A code blog


Roadmap Index


Environment Setup

The first step on your journey is going to be setting up your environment. Normally I hold my students hand all the way through this process. One thing I've noticed so far is that small issues always pop up. It's easy for students to get massively derailed by things that I take for granted on a day to day basis. Just know that you have my empathy. If you are already beyond this point in your journey then that is wonderful, but so far a number of my students have started close to ground zero.

The Unix Elephant

I talked about this in the considerations entry, but I want to expand upon that here. I have all of my students use unix for their development tasks and projects. The lucky ones have a mac of some kind already and can just use that. The nerdy ones install linux and do their own thing. The most unfortunate of the bunch have to use windows and go through the pain of installing WSL and a linux distribution. I say unfortunate not because I'm hating on windows. Every single student that has had to do this without already knowing linux has found it to be a frustrating and error prone process.
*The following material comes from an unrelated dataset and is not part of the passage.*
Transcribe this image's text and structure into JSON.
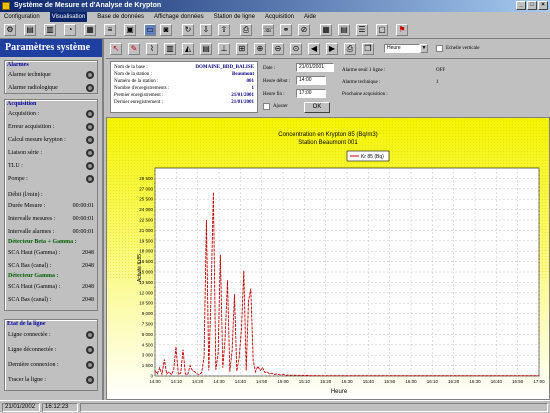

You may question why I then have my students go through the trouble when they could just use node and VS Code on windows and focus on app building. The short answer is that every single company I've worked for has handed me a macbook on day one. I want my students to be ready for that type of experience and not be confused/intimidated by unix. Yes, there is some pain at the beginning. Once you get past this however, every command you type in the terminal becomes compound interest. By the time you finish your second project you will be comfortable with the tools. Eventually it will be a secondary concern, and when you get that first job and someone hands you a macbook, you will be better off.

During this process you learn all about unix commands and how environments work. You have to learn about bash, profiles, the PATH, package managers, etc. It's honestly and legitimately overwhelming. You should keep this in mind when deciding whether or not to listen to me. My students have the benefit of my direct and full attention, so they can have me hold their hand through all of this pain. You don't have that luxury here, and if you are doing this all alone, it may be frustrating for you. I definitely recommend that you do whatever you need to in order to make progress. If that means you don't use unix, then don't use unix.

Actual Stuff

Okay, now to the actual stuff. Here's a quick checklist of the things you need to have ready to go for this journey.

Pretty short list all things considered. Using just these things you can build any application your heart desires, and deploy it to every single platform in existence (okay, that's probably a stretch). I'm not going to hold your hand on installing these things, but I will do you a solid and recommend a good option for different operating systems, as well as some alternatives to look into for the tryhards out there.


Worth Considering

Ask me questions on twitter or email me at ty@tytr.dev